I’ve been on-again-off-again reading this great book on writing called, A Syllable of Water: Twenty Writers of Faith Reflect on Their Art. It’s a compilation of faith-based writers from across the genres, each taking a particular theme and sharing his or her insights and expertise. I appreciate the way you can pick it up and put it down, and I also really enjoy all the different voices of experience and wisdom.
Reading about other writers’ processes is one of my loves. I am always interested in hearing how other people are inspired, how they approach the craft, how their pieces begin and develop, and what gets them through the blocks and self-doubt.
I just read an essay by Richard Foster, and it has been one of my favorites in the collection so far. His piece is titled, “Made Visible and Plain: On Spiritual Writing.”
I was inspired by the following:
“Spiritual writing is formational. Always. It is meant to get inside us, to deal with the whole person—body and mind and will and spirit and heart and soul. It is good if our readers come away knowing more; it is imperative that they come away being more. Knowing truth is good; becoming truth is better.”
“It pains me to say this, but most writing today—even if it is on spiritual themes—is not spiritual writing. It is not spiritual writing because it does not drill down deep into life.”
Foster goes on to recommend reading Augustine, Teresa of Avila, C.S. Lewis, and Kathleen Norris (I hope to start Cloister Walk sometime soon). What other writers have been spiritual writers to you?

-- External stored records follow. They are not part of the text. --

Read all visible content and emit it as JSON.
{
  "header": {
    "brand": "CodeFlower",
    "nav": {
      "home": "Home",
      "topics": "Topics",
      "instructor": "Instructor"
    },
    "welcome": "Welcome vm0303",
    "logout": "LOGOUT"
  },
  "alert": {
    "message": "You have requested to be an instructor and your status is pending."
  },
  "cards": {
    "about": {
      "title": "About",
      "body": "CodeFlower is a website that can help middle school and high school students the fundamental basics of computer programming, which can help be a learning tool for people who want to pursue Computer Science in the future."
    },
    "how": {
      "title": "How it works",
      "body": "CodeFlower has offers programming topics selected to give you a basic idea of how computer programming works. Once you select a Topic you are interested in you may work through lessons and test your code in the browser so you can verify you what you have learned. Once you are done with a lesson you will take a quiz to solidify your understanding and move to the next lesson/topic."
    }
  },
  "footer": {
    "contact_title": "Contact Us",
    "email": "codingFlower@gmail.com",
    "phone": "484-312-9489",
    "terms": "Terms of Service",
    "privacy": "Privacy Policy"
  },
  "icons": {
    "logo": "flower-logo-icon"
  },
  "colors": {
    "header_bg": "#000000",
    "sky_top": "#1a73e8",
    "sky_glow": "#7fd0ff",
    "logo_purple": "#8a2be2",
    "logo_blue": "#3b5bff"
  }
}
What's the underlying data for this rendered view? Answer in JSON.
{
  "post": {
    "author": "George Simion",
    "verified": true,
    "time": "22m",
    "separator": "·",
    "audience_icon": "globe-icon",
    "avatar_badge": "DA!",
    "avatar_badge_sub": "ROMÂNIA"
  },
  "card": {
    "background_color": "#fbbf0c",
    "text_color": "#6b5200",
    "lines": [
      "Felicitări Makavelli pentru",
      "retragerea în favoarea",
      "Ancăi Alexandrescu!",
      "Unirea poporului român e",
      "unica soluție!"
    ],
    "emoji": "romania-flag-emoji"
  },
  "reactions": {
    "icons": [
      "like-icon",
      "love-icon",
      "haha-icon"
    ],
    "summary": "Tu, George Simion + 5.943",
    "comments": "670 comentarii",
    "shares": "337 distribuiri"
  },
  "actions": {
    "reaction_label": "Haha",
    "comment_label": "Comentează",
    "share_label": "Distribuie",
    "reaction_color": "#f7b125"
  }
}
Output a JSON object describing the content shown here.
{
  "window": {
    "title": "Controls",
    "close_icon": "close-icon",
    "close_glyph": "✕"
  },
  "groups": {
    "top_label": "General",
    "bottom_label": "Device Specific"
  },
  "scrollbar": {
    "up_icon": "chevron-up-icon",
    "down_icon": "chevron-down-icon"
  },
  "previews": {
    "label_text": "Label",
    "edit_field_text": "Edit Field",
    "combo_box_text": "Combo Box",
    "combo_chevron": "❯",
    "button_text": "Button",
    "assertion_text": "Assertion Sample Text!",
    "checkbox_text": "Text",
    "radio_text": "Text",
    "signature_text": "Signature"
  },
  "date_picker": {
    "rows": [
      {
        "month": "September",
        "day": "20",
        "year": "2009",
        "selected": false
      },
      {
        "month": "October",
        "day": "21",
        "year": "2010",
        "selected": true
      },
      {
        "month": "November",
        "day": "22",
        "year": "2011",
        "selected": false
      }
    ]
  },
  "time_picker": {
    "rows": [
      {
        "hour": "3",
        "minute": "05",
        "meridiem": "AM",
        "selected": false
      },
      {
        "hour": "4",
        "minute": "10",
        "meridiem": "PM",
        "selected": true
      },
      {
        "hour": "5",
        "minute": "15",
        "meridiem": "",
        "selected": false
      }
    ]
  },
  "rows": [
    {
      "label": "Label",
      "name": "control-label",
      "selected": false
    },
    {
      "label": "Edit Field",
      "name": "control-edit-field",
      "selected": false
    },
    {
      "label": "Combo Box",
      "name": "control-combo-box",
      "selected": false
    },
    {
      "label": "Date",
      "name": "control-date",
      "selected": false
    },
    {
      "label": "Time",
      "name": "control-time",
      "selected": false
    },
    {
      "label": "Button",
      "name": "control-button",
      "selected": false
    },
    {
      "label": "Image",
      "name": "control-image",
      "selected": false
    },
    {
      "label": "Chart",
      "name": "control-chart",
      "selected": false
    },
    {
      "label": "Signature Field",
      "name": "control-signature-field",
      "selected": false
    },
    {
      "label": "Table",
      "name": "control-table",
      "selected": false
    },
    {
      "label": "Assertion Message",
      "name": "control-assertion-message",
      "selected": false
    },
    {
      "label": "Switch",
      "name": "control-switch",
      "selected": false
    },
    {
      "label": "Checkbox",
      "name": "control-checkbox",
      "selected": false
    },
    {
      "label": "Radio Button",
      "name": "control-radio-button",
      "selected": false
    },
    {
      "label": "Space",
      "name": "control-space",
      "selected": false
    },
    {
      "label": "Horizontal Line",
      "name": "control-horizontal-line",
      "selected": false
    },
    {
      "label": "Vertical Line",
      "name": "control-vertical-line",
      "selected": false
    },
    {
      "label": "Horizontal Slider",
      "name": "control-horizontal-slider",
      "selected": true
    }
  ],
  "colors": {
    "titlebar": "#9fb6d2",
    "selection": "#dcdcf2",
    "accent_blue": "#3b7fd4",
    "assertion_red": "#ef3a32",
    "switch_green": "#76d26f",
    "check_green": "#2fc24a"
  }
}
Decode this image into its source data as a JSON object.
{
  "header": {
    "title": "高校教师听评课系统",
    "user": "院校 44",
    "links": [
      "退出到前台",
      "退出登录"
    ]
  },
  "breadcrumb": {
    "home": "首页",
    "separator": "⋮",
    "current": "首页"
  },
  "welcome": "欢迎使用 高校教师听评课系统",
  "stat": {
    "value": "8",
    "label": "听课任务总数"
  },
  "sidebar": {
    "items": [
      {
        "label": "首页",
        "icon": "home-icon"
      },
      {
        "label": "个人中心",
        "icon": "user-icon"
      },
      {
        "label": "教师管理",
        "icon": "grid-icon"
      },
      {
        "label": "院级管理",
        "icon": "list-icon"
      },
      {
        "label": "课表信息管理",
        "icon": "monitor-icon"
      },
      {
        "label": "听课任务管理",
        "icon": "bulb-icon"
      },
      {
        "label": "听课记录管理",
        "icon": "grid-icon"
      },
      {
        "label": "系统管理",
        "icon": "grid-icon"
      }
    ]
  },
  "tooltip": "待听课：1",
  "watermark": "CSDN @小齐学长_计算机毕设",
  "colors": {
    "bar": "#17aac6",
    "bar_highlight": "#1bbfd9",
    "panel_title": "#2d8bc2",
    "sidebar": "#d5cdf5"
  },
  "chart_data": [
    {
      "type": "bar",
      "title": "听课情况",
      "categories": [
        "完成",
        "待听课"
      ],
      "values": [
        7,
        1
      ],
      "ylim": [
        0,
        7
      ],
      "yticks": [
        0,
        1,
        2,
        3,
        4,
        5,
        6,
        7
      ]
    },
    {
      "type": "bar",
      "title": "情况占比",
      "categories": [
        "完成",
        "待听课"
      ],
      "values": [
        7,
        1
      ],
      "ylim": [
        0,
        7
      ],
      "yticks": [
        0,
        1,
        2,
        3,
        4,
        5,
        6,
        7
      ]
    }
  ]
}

For me, Anne Lamott (all of her non-fiction), Kathleen Norris (Acedia and Me), Barbara Brown Taylor (Leaving Church), Phyllis Tickle (The Shaping of a Life), Eugene Peterson, even Mary Karr comes to mind. I love reading writers who bring you through the side-door and show you truth and beauty by letting you come upon it.
What is “spiritual writing” to you? Do you think any of the new generation of Christian writers are pulling it off or is this kind of writing reserved for seasoned souls?